2
$\begingroup$

The graphs $y=3(x−h)^2+j$ and $y=2(x−h)^2+k$ have y-intercepts of $2013$ and $2014$, respectively, and each graph has two positive integer x-intercepts. Find $h$.

The answer is an integer between 1 and 999.

I substituted $0$ for $x$ in both equations and I was able to derive that $2016=3k-2j.$ I am not really sure where to go from here.

$\endgroup$
  • 1
    $\begingroup$ I'm curious whether this is a typo $\color{blue}{3}(x-h)\color{red}{2} + j$ $\endgroup$ – caverac May 30 '18 at 23:34
  • 1
    $\begingroup$ This red $2$ is certainly an exponent.
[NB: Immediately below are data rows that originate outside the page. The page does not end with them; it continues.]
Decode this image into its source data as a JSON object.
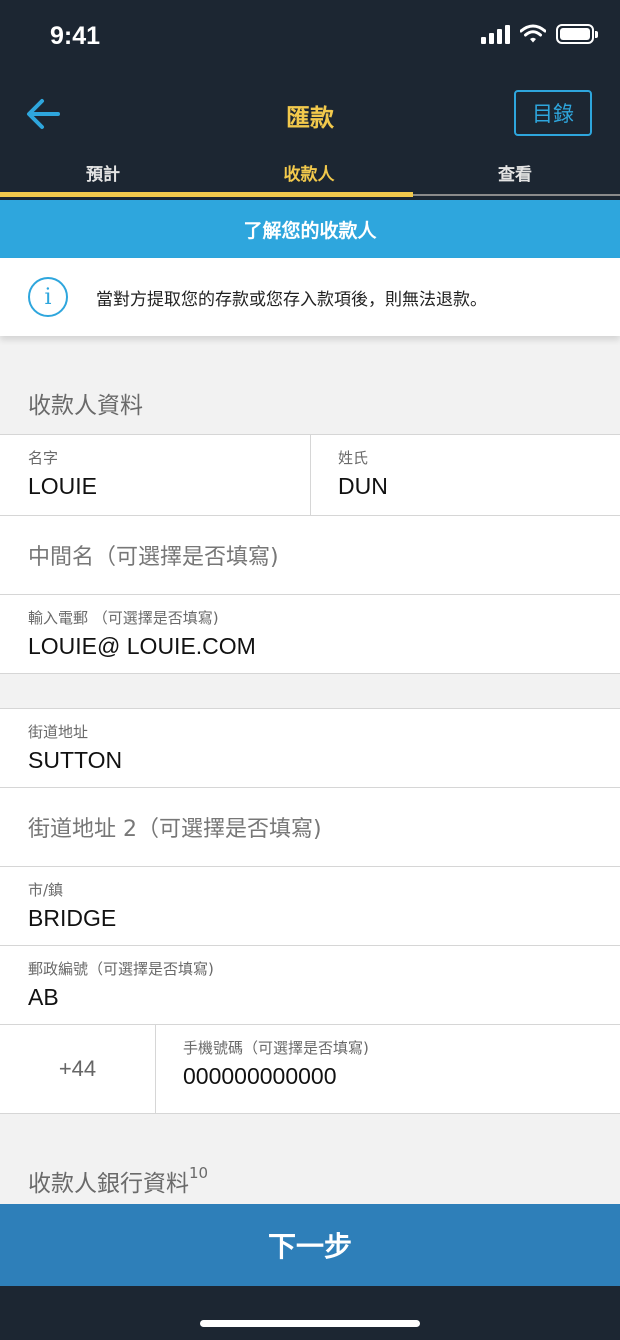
{
  "status_bar": {
    "time": "9:41"
  },
  "header": {
    "title": "匯款",
    "directory_label": "目錄",
    "tabs": [
      {
        "label": "預計",
        "active": false
      },
      {
        "label": "收款人",
        "active": true
      },
      {
        "label": "查看",
        "active": false
      }
    ]
  },
  "banner": {
    "text": "了解您的收款人"
  },
  "notice": {
    "icon": "info-icon",
    "text": "當對方提取您的存款或您存入款項後，則無法退款。"
  },
  "recipient": {
    "section_title": "收款人資料",
    "first_name": {
      "label": "名字",
      "value": "LOUIE"
    },
    "last_name": {
      "label": "姓氏",
      "value": "DUN"
    },
    "middle_name": {
      "placeholder": "中間名（可選擇是否填寫)"
    },
    "email": {
      "label": "輸入電郵 （可選擇是否填寫)",
      "value": "LOUIE@ LOUIE.COM"
    },
    "street": {
      "label": "街道地址",
      "value": "SUTTON"
    },
    "street2": {
      "placeholder": "街道地址 2（可選擇是否填寫)"
    },
    "city": {
      "label": "市/鎮",
      "value": "BRIDGE"
    },
    "postcode": {
      "label": "郵政編號（可選擇是否填寫)",
      "value": "AB"
    },
    "phone_code": "+44",
    "phone": {
      "label": "手機號碼（可選擇是否填寫)",
      "value": "000000000000"
    }
  },
  "bank": {
    "section_title": "收款人銀行資料",
    "footnote": "10"
  },
  "footer": {
    "next_label": "下一步"
  },
  "colors": {
    "header_bg": "#1c2632",
    "accent_yellow": "#f2c94c",
    "accent_blue": "#2ea6dd",
    "button_blue": "#2e7fb9"
  }
}
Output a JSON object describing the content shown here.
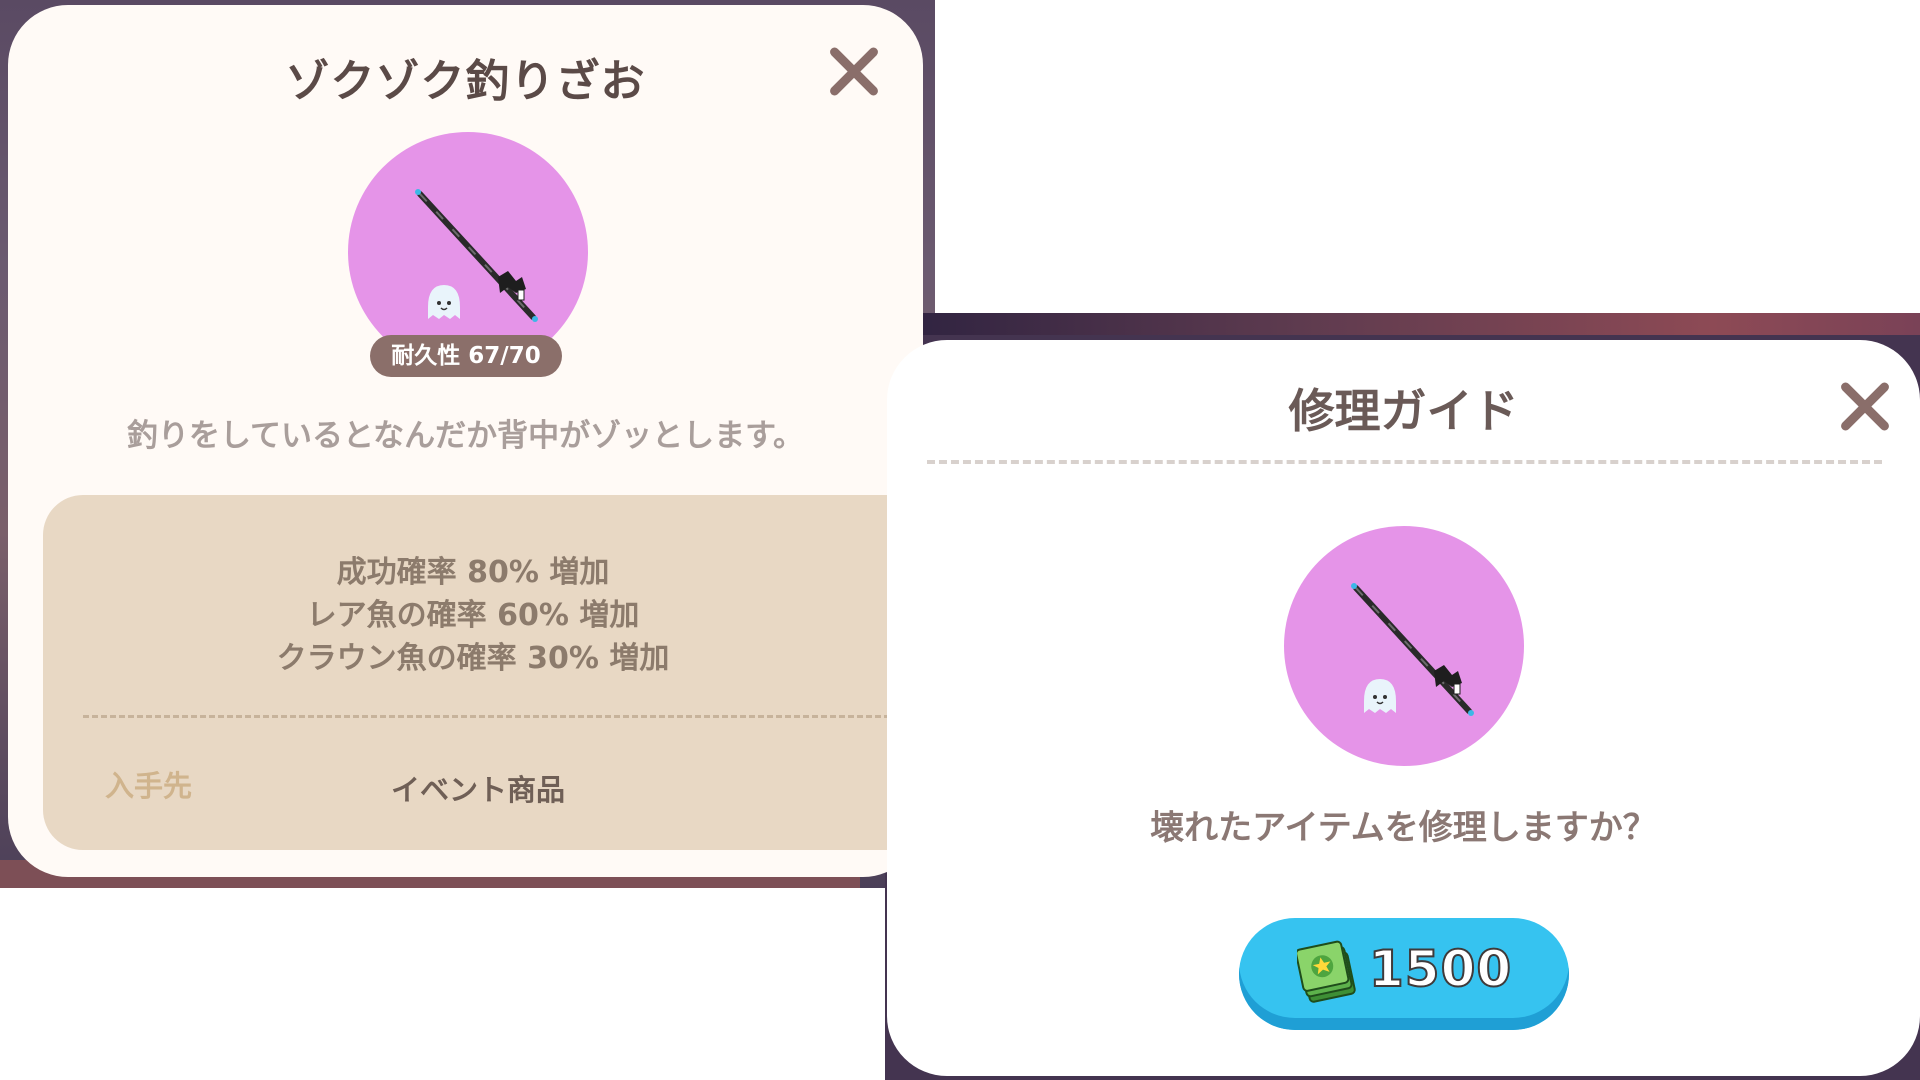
{
  "item_panel": {
    "title": "ゾクゾク釣りざお",
    "item_icon": "fishing-rod-with-ghost",
    "durability": "耐久性 67/70",
    "description": "釣りをしているとなんだか背中がゾッとします。",
    "stats": [
      "成功確率 80% 増加",
      "レア魚の確率 60% 増加",
      "クラウン魚の確率 30% 増加"
    ],
    "source_label": "入手先",
    "source_value": "イベント商品",
    "close_icon": "close-icon"
  },
  "repair_panel": {
    "title": "修理ガイド",
    "item_icon": "fishing-rod-with-ghost",
    "question": "壊れたアイテムを修理しますか？",
    "cost": "1500",
    "cost_icon": "cash-stack-icon",
    "close_icon": "close-icon"
  },
  "colors": {
    "item_circle": "#e594e8",
    "cost_button": "#36c3f0",
    "stats_box": "#e8d8c4"
  }
}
We have two parabolas. $\endgroup$ – Piquito May 30 '18 at 23:36
  • 1
    $\begingroup$ Probably should be $3(x - h)^2 + j$ $\endgroup$ – Phil H May 30 '18 at 23:37
  • 1
    $\begingroup$ In that case $3k - 2j = 2016$ $\endgroup$ – Phil H May 30 '18 at 23:42
  • $\begingroup$ oops i'm bad at latex and at adding apparently $\endgroup$ – Dude156 May 30 '18 at 23:51
2
$\begingroup$

We are given that there are two positive integers $x$ such that $3(x-h)^2 + j =0$. For one of those values of $x$, let $p = x-h$; then we must have $j = -3p^2$.

Similarly, we must have $k = -2q^2$ for some integer $q$.

Now, when we set $x=0$ to find the $y$-intercept, we have $$3(0-h)^2 - 3p^2 = 2013, \qquad 2(0-h)^2 - 2q^2 = 2014$$ or $h^2-p^2 = 671$ and $h^2-q^2 = 1007$.

These both factor as differences of squares: $(h+p)(h-p)=671$ and $(h+q)(h-q)=1007$. Coincidentally, both $671$ and $1007$ have very few factorizations: $671 = 671 \cdot 1 = 61 \cdot 11$ and $1007 = 1007 \cdot 1 = 53 \cdot 19$.

Setting $h+p = 61$, $h-p = 11$, $h+q = 53$, $h-q = 19$ turns out to be the only alternative which works. It gives us $h = 36$, $p = 25$ (which means $j=-1875$), and $q=17$ (which means $k = -578$).

$\endgroup$
  • $\begingroup$ Thanks for the cool solution! That was pretty smart! $\endgroup$ – Dude156 May 31 '18 at 0:29
1
$\begingroup$

Here is a hint which should let you finish off the problem: Note that each parabola has positive integer x-intercepts. So for some positive integer n, $$3(n-h)^2+j=0\implies j = -3(n-h)^2$$ So j is a square multiplied by -3. Similarly, k is a square multiplied by -2. So let $$j=-3a^2, k=-2b^2$$ Now $$3k-2j = 2016 \implies 6a^2 - 6b^2 = 2016 \implies (a+b)(a-b) = 336$$ You should now consider factors of 336 to find some values a,b and then test which ones work using $$3h^2 + j = 2013, 2h^2 + k = 2014$$ Hope this helps.

$\endgroup$
  • $\begingroup$ That was pretty ingenious! Thanks for the help! $\endgroup$ – Dude156 May 31 '18 at 0:14
  • $\begingroup$ Btw, how did you come to thought of substituting a instead of that n-h stuffs? $\endgroup$ – Dude156 May 31 '18 at 0:15
  • $\begingroup$ You don't have to substitute a, and you can leave it as n-h. However, for the sake of simplicity, since n is unknown and arbitrary, I thought it was better to substitute it for a (and the other for b). I'm glad that I was able to help! $\endgroup$ – Ethan May 31 '18 at 0:17

Your Answer

By clicking “Post Your Answer”, you agree to our terms of service, privacy policy and cookie policy

Not the answer you're looking for? Browse other questions tagged or ask your own question.